* Data provided

=======

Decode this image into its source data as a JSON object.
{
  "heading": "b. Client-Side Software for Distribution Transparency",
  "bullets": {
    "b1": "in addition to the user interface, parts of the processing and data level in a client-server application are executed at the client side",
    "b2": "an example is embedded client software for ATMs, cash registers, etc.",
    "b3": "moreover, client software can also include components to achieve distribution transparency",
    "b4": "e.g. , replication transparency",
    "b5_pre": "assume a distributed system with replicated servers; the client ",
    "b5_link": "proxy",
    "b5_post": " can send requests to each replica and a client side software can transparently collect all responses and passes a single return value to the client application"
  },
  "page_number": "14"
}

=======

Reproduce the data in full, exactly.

Decode this image into its source data as a JSON object.
{
  "heading": "b. Client-Side Software for Distribution Transparency",
  "bullets": {
    "b1": "in addition to the user interface, parts of the processing and data level in a client-server application are executed at the client side",
    "b2": "an example is embedded client software for ATMs, cash registers, etc.",
    "b3": "moreover, client software can also include components to achieve distribution transparency",
    "b4": "e.g. , replication transparency",
    "b5_pre": "assume a distributed system with replicated servers; the client ",
    "b5_link": "proxy",
    "b5_post": " can send requests to each replica and a client side software can transparently collect all responses and passes a single return value to the client application"
  },
  "page_number": "14"
}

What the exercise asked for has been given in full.